  • Comfort – although less for safety reasons, but for the simple fact that your dog is not going to want to wear the vest if it inflicts pain or discomfort! You wouldn’t either. Especially if you want to use the vest regularly

Flexibility and style (and choice of colour) are also nice, but not essential.

We settled on the new Ruffwear Float Coat for

two reasons: (a) the online reviews were pretty good, and (b) because we could actually go and try it on in a shop without having to drive far. Call us old fashioned, but somehow I prefer to try things on in a shop.

It’s not the cheapest model, but the Hurtta lifevest (which was the other option) doesn’t have a retailer in reasonable driving distance from our flat.

On pictures it looks like both life vests are constructed the same way, though I have read in some reviews that the old Ruffwear float coat squeezed dogs in with floating panels in the back. It’s priced originally at £79 .95 (I have seen it online for 74.95€ as well).

Ruffwear Float Coat

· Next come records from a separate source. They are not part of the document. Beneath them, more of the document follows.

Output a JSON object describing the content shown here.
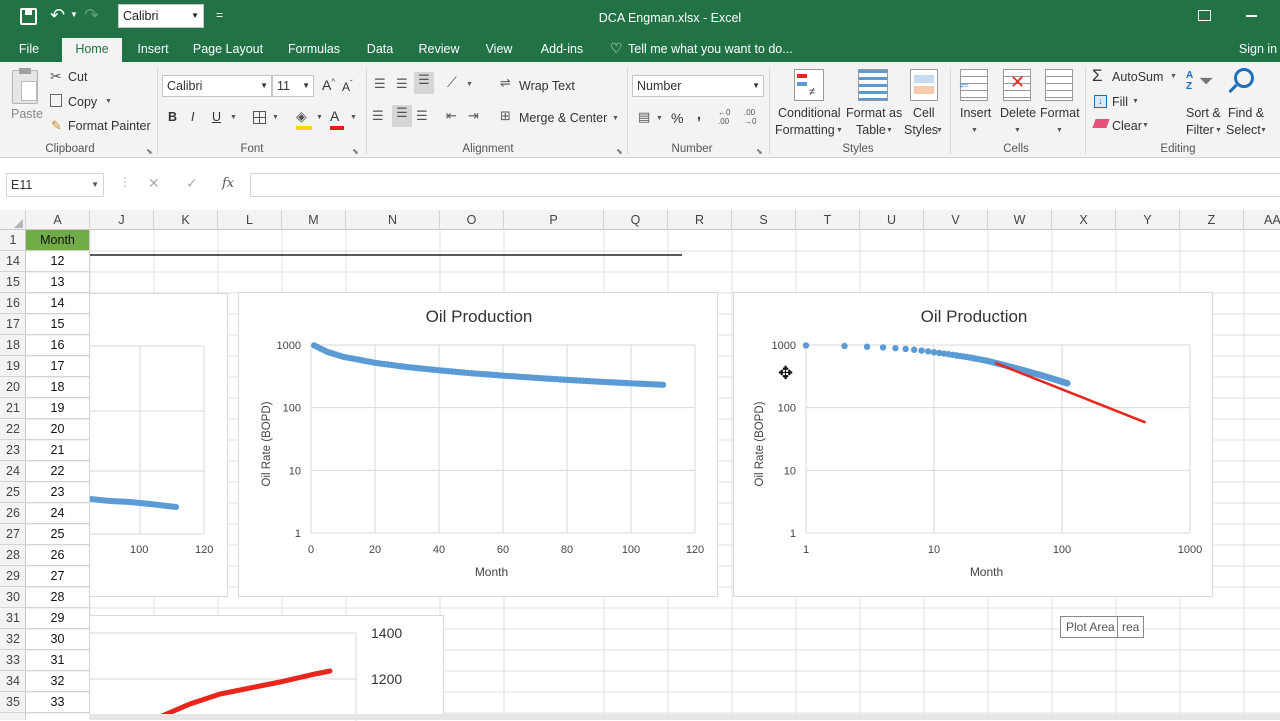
{
  "window": {
    "title": "DCA Engman.xlsx - Excel"
  },
  "qat": {
    "font_value": "Calibri"
  },
  "tabs": [
    "File",
    "Home",
    "Insert",
    "Page Layout",
    "Formulas",
    "Data",
    "Review",
    "View",
    "Add-ins"
  ],
  "tell_me": "Tell me what you want to do...",
  "sign_in": "Sign in",
  "ribbon": {
    "clipboard": {
      "paste": "Paste",
      "cut": "Cut",
      "copy": "Copy",
      "format_painter": "Format Painter",
      "label": "Clipboard"
    },
    "font": {
      "name": "Calibri",
      "size": "11",
      "bold": "B",
      "italic": "I",
      "underline": "U",
      "label": "Font"
    },
    "alignment": {
      "wrap": "Wrap Text",
      "merge": "Merge & Center",
      "label": "Alignment"
    },
    "number": {
      "format": "Number",
      "percent": "%",
      "comma": ",",
      "label": "Number"
    },
    "styles": {
      "conditional": [
        "Conditional",
        "Formatting"
      ],
      "format_table": [
        "Format as",
        "Table"
      ],
      "cell_styles": [
        "Cell",
        "Styles"
      ],
      "label": "Styles"
    },
    "cells": {
      "insert": "Insert",
      "delete": "Delete",
      "format": "Format",
      "label": "Cells"
    },
    "editing": {
      "autosum": "AutoSum",
      "fill": "Fill",
      "clear": "Clear",
      "sort": [
        "Sort &",
        "Filter"
      ],
      "find": [
        "Find &",
        "Select"
      ],
      "label": "Editing"
    }
  },
  "formula_bar": {
    "name_box": "E11",
    "fx": "fx",
    "value": ""
  },
  "columns": [
    "A",
    "J",
    "K",
    "L",
    "M",
    "N",
    "O",
    "P",
    "Q",
    "R",
    "S",
    "T",
    "U",
    "V",
    "W",
    "X",
    "Y",
    "Z",
    "AA"
  ],
  "rows": [
    "1",
    "14",
    "15",
    "16",
    "17",
    "18",
    "19",
    "20",
    "21",
    "22",
    "23",
    "24",
    "25",
    "26",
    "27",
    "28",
    "29",
    "30",
    "31",
    "32",
    "33",
    "34",
    "35"
  ],
  "columnA": [
    "Month",
    "12",
    "13",
    "14",
    "15",
    "16",
    "17",
    "18",
    "19",
    "20",
    "21",
    "22",
    "23",
    "24",
    "25",
    "26",
    "27",
    "28",
    "29",
    "30",
    "31",
    "32",
    "33"
  ],
  "colors": {
    "accent": "#217346",
    "series": "#5b9bd5",
    "fit": "#e8261c",
    "header_fill": "#70ad47"
  },
  "tooltip": "Plot Area",
  "tooltip_tail": "rea",
  "chart_data": [
    {
      "type": "scatter",
      "title": "Oil Production",
      "xlabel": "Month",
      "ylabel": "Oil Rate (BOPD)",
      "xlim": [
        0,
        120
      ],
      "ylim": [
        1,
        1000
      ],
      "y_scale": "log",
      "x_ticks": [
        "0",
        "20",
        "40",
        "60",
        "80",
        "100",
        "120"
      ],
      "y_ticks": [
        "1",
        "10",
        "100",
        "1000"
      ],
      "series": [
        {
          "x": [
            1,
            5,
            10,
            20,
            30,
            40,
            50,
            60,
            70,
            80,
            90,
            100,
            110
          ],
          "y": [
            985,
            780,
            650,
            520,
            445,
            395,
            355,
            325,
            300,
            278,
            260,
            245,
            232
          ]
        }
      ]
    },
    {
      "type": "scatter",
      "title": "Oil Production",
      "xlabel": "Month",
      "ylabel": "Oil Rate (BOPD)",
      "xlim": [
        1,
        1000
      ],
      "ylim": [
        1,
        1000
      ],
      "x_scale": "log",
      "y_scale": "log",
      "x_ticks": [
        "1",
        "10",
        "100",
        "1000"
      ],
      "y_ticks": [
        "1",
        "10",
        "100",
        "1000"
      ],
      "series": [
        {
          "x": [
            1,
            2,
            3,
            4,
            5,
            6,
            7,
            8,
            9,
            10,
            15,
            20,
            30,
            40,
            50,
            60,
            70,
            80,
            90,
            100,
            110
          ],
          "y": [
            985,
            965,
            940,
            915,
            890,
            865,
            840,
            815,
            790,
            765,
            680,
            620,
            520,
            445,
            395,
            355,
            325,
            300,
            278,
            260,
            245
          ]
        }
      ],
      "fit_line": {
        "x": [
          30,
          450
        ],
        "y": [
          520,
          58
        ]
      }
    },
    {
      "type": "scatter",
      "partial": true,
      "x_ticks": [
        "100",
        "120"
      ],
      "series": [
        {
          "note": "partial"
        }
      ]
    },
    {
      "type": "scatter",
      "partial": true,
      "y_ticks": [
        "1400",
        "1200"
      ]
    }
  ]
}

Colours available (although technically only of – secondary – importance for the human): Blue Atoll, Sockeye Red and Wave Orange

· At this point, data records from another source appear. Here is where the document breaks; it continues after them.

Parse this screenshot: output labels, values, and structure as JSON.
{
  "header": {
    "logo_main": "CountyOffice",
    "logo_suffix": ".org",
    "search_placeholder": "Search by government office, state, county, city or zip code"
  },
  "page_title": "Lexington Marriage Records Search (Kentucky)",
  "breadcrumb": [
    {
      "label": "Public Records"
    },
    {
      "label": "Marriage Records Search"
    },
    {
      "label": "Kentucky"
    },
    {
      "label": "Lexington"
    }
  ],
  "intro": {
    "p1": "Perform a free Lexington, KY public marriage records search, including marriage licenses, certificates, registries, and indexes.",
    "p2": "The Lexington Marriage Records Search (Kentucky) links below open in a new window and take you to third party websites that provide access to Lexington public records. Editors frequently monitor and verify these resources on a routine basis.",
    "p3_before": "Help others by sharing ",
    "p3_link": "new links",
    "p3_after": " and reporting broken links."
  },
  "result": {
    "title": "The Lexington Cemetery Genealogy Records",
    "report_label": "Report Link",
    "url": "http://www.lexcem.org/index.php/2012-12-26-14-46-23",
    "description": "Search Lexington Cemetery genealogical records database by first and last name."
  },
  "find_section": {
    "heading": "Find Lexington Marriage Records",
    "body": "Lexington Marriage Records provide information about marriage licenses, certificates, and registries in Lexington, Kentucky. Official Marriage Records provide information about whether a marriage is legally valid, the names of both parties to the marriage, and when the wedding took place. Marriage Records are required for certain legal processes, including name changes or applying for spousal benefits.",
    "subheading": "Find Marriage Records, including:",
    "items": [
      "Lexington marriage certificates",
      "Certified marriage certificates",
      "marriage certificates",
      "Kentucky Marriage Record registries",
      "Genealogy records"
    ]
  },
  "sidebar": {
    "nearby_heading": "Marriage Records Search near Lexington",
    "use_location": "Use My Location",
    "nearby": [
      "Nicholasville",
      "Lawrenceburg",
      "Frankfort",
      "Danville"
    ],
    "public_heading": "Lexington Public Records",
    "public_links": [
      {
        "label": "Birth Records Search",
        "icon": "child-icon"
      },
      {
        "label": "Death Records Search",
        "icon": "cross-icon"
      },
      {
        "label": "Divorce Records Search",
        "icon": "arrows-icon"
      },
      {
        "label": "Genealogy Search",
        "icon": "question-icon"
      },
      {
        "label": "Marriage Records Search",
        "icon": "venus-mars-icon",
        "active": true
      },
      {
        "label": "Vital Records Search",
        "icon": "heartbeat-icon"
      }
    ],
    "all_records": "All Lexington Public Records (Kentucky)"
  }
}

Sizes: XXS-XL

Ruffwear size advice:

We were following our trusted German dog accessory shop’s advice for Ruffwear sizing: if between two sizes, always size down. This is not what the UK Ruffwear people will tell you on the phone (we had the shop here call for size advice). Sizing down definitely works for us/Micro, who is broader chested, but otherwise small.

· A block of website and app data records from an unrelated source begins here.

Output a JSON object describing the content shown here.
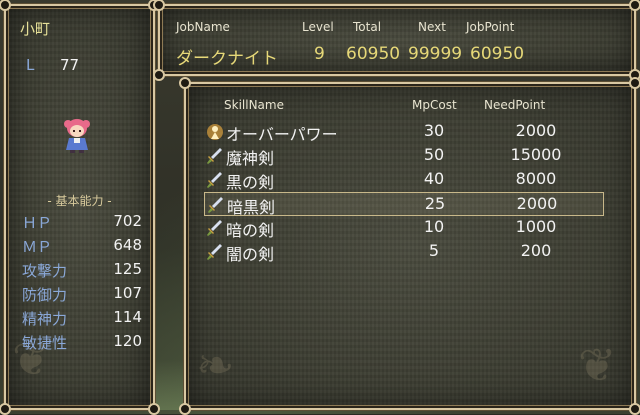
{
  "status": {
    "name": "小町",
    "level_label": "L",
    "level": "77",
    "stats_heading": "- 基本能力 -",
    "stats": [
      {
        "label": "ＨＰ",
        "value": "702"
      },
      {
        "label": "ＭＰ",
        "value": "648"
      },
      {
        "label": "攻撃力",
        "value": "125"
      },
      {
        "label": "防御力",
        "value": "107"
      },
      {
        "label": "精神力",
        "value": "114"
      },
      {
        "label": "敏捷性",
        "value": "120"
      }
    ]
  },
  "job": {
    "headers": {
      "job": "JobName",
      "level": "Level",
      "total": "Total",
      "next": "Next",
      "jobpoint": "JobPoint"
    },
    "name": "ダークナイト",
    "level": "9",
    "total": "60950",
    "next": "99999",
    "jobpoint": "60950"
  },
  "skills": {
    "headers": {
      "name": "SkillName",
      "mp": "MpCost",
      "need": "NeedPoint"
    },
    "selected_index": 3,
    "items": [
      {
        "icon": "aura-icon",
        "name": "オーバーパワー",
        "mp": "30",
        "need": "2000"
      },
      {
        "icon": "sword-icon",
        "name": "魔神剣",
        "mp": "50",
        "need": "15000"
      },
      {
        "icon": "sword-icon",
        "name": "黒の剣",
        "mp": "40",
        "need": "8000"
      },
      {
        "icon": "sword-icon",
        "name": "暗黒剣",
        "mp": "25",
        "need": "2000"
      },
      {
        "icon": "sword-icon",
        "name": "暗の剣",
        "mp": "10",
        "need": "1000"
      },
      {
        "icon": "sword-icon",
        "name": "闇の剣",
        "mp": "5",
        "need": "200"
      }
    ]
  },
  "colors": {
    "label_blue": "#8aa8d8",
    "value_white": "#f2f2f2",
    "job_gold": "#e6d878",
    "name_yellow": "#e6e098",
    "frame": "#d9c8a2"
  }
}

Like with all Ruffwear products it’s a little tricky for dogs who are broader chested, but otherwise of a smaller and shorter build. But, as I said, sizing down usually works. Micro fits an XS comfortably. From his chest measurements, he would need an S. Size S doesn’t take into account that a larger chest does not necessarily come with a larger /longer dog, and that cuts off his private parts in a rather uncomfortable way. It seemed to fit well in the shop, and Micro ran around for quite a while, not showing any signs of wanting to get rid off the thing.

Time for the beach test


Micro quite quickly got the idea that the vest would help him swim with more ease, and he sprinted into the sea to retrieve his toy with much more ease and panache than the previous years. He was able to go in and out of the water all by himself! The beach doesn’t have a gradual access, and so, as a small dog, you’re already in over your head after the first wave. A lot of dogs don’t go in on their own at all because of that. Owners will carry them in to cool them down, but not all dogs really enjoy that. Dogs who loved this beach were generally larger breeds (lots of cross-breeds this year, adopting programmes seem to have improved over the years!).

The handle of the vest is quite sturdy and we were able to lift Micro without a problem. In terms of general fit, the life vest could be a little more snug around his waist – there was a gap when we carried him in like a hand bag (to the delight of half of the people on the dog beach). For Micro, the panels under his belly almost meet so he gets a lot of support. I’m not sure, if it’s intentionally designed like that or just happened to be the case for us. If the panels didn’t meet, there would be a lot less belly support (just on the straps) and that might be the reason why some dogs in the reviews didn’t quite take to this life vest.

The 3-point-fit system is similar to all Ruffwear products, plus velcro to shorter the straps. It means that you should do a first fitting with your dog at home. There is no way with all the sand (and probably a wiggly dog) that you’ll easily manage to adjust the straps on the beach.